---- MATERIAL FOR THE TASK
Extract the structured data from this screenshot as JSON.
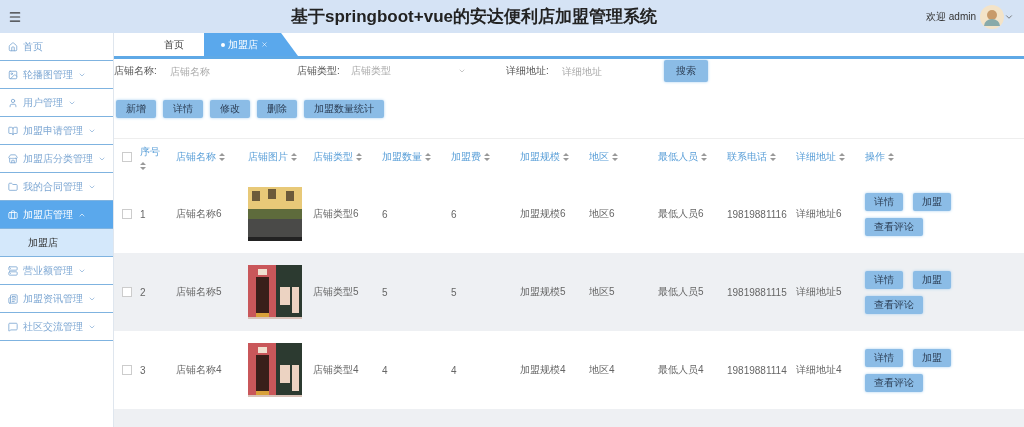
{
  "header": {
    "title": "基于springboot+vue的安达便利店加盟管理系统",
    "welcome": "欢迎 admin"
  },
  "sidebar": {
    "items": [
      {
        "label": "首页",
        "selected": false
      },
      {
        "label": "轮播图管理",
        "selected": false,
        "expanded": false
      },
      {
        "label": "用户管理",
        "selected": false,
        "expanded": false
      },
      {
        "label": "加盟申请管理",
        "selected": false,
        "expanded": false
      },
      {
        "label": "加盟店分类管理",
        "selected": false,
        "expanded": false
      },
      {
        "label": "我的合同管理",
        "selected": false,
        "expanded": false
      },
      {
        "label": "加盟店管理",
        "selected": true,
        "expanded": true,
        "children": [
          {
            "label": "加盟店",
            "selected": true
          }
        ]
      },
      {
        "label": "营业额管理",
        "selected": false,
        "expanded": false
      },
      {
        "label": "加盟资讯管理",
        "selected": false,
        "expanded": false
      },
      {
        "label": "社区交流管理",
        "selected": false,
        "expanded": false
      }
    ]
  },
  "tabs": [
    {
      "label": "首页",
      "selected": false
    },
    {
      "label": "加盟店",
      "selected": true
    }
  ],
  "search": {
    "fields": [
      {
        "kind": "input",
        "label": "店铺名称:",
        "placeholder": "店铺名称"
      },
      {
        "kind": "select",
        "label": "店铺类型:",
        "placeholder": "店铺类型"
      },
      {
        "kind": "input",
        "label": "详细地址:",
        "placeholder": "详细地址"
      }
    ],
    "button": "搜索"
  },
  "toolbar": [
    "新增",
    "详情",
    "修改",
    "删除",
    "加盟数量统计"
  ],
  "table": {
    "select_all_checked": false,
    "columns": [
      "序号",
      "店铺名称",
      "店铺图片",
      "店铺类型",
      "加盟数量",
      "加盟费",
      "加盟规模",
      "地区",
      "最低人员",
      "联系电话",
      "详细地址",
      "操作"
    ],
    "rows": [
      {
        "checked": false,
        "cells": [
          "1",
          "店铺名称6",
          {
            "kind": "picture"
          },
          "店铺类型6",
          "6",
          "6",
          "加盟规模6",
          "地区6",
          "最低人员6",
          "19819881116",
          "详细地址6"
        ],
        "actions": [
          "详情",
          "加盟",
          "查看评论"
        ]
      },
      {
        "checked": false,
        "cells": [
          "2",
          "店铺名称5",
          {
            "kind": "picture"
          },
          "店铺类型5",
          "5",
          "5",
          "加盟规模5",
          "地区5",
          "最低人员5",
          "19819881115",
          "详细地址5"
        ],
        "actions": [
          "详情",
          "加盟",
          "查看评论"
        ]
      },
      {
        "checked": false,
        "cells": [
          "3",
          "店铺名称4",
          {
            "kind": "picture"
          },
          "店铺类型4",
          "4",
          "4",
          "加盟规模4",
          "地区4",
          "最低人员4",
          "19819881114",
          "详细地址4"
        ],
        "actions": [
          "详情",
          "加盟",
          "查看评论"
        ]
      }
    ]
  }
}
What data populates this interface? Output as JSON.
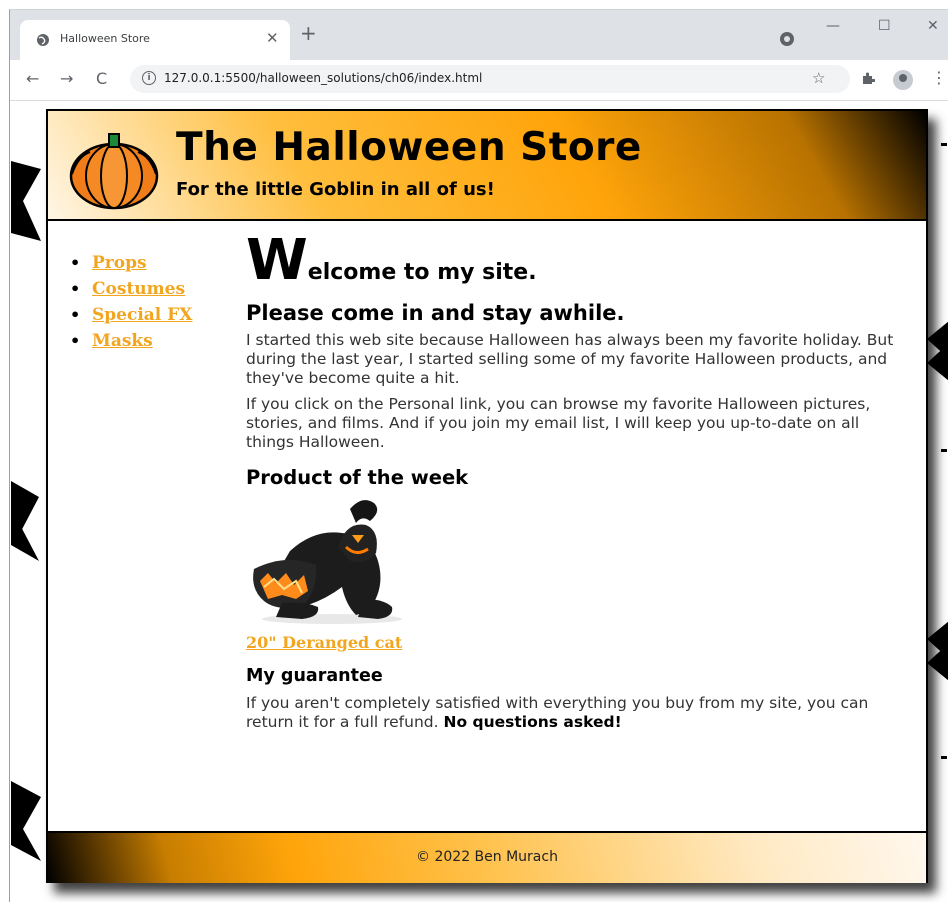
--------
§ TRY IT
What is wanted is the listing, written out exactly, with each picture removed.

§ OUTPUT
Extract the structured data from this screenshot as JSON.
{
  "header": {
    "title": "基于springboot+vue的安达便利店加盟管理系统",
    "welcome": "欢迎 admin"
  },
  "sidebar": {
    "items": [
      {
        "label": "首页",
        "selected": false
      },
      {
        "label": "轮播图管理",
        "selected": false,
        "expanded": false
      },
      {
        "label": "用户管理",
        "selected": false,
        "expanded": false
      },
      {
        "label": "加盟申请管理",
        "selected": false,
        "expanded": false
      },
      {
        "label": "加盟店分类管理",
        "selected": false,
        "expanded": false
      },
      {
        "label": "我的合同管理",
        "selected": false,
        "expanded": false
      },
      {
        "label": "加盟店管理",
        "selected": true,
        "expanded": true,
        "children": [
          {
            "label": "加盟店",
            "selected": true
          }
        ]
      },
      {
        "label": "营业额管理",
        "selected": false,
        "expanded": false
      },
      {
        "label": "加盟资讯管理",
        "selected": false,
        "expanded": false
      },
      {
        "label": "社区交流管理",
        "selected": false,
        "expanded": false
      }
    ]
  },
  "tabs": [
    {
      "label": "首页",
      "selected": false
    },
    {
      "label": "加盟店",
      "selected": true
    }
  ],
  "search": {
    "fields": [
      {
        "kind": "input",
        "label": "店铺名称:",
        "placeholder": "店铺名称"
      },
      {
        "kind": "select",
        "label": "店铺类型:",
        "placeholder": "店铺类型"
      },
      {
        "kind": "input",
        "label": "详细地址:",
        "placeholder": "详细地址"
      }
    ],
    "button": "搜索"
  },
  "toolbar": [
    "新增",
    "详情",
    "修改",
    "删除",
    "加盟数量统计"
  ],
  "table": {
    "select_all_checked": false,
    "columns": [
      "序号",
      "店铺名称",
      "店铺图片",
      "店铺类型",
      "加盟数量",
      "加盟费",
      "加盟规模",
      "地区",
      "最低人员",
      "联系电话",
      "详细地址",
      "操作"
    ],
    "rows": [
      {
        "checked": false,
        "cells": [
          "1",
          "店铺名称6",
          {
            "kind": "picture"
          },
          "店铺类型6",
          "6",
          "6",
          "加盟规模6",
          "地区6",
          "最低人员6",
          "19819881116",
          "详细地址6"
        ],
        "actions": [
          "详情",
          "加盟",
          "查看评论"
        ]
      },
      {
        "checked": false,
        "cells": [
          "2",
          "店铺名称5",
          {
            "kind": "picture"
          },
          "店铺类型5",
          "5",
          "5",
          "加盟规模5",
          "地区5",
          "最低人员5",
          "19819881115",
          "详细地址5"
        ],
        "actions": [
          "详情",
          "加盟",
          "查看评论"
        ]
      },
      {
        "checked": false,
        "cells": [
          "3",
          "店铺名称4",
          {
            "kind": "picture"
          },
          "店铺类型4",
          "4",
          "4",
          "加盟规模4",
          "地区4",
          "最低人员4",
          "19819881114",
          "详细地址4"
        ],
        "actions": [
          "详情",
          "加盟",
          "查看评论"
        ]
      }
    ]
  }
}
What data populates this interface? Output as JSON.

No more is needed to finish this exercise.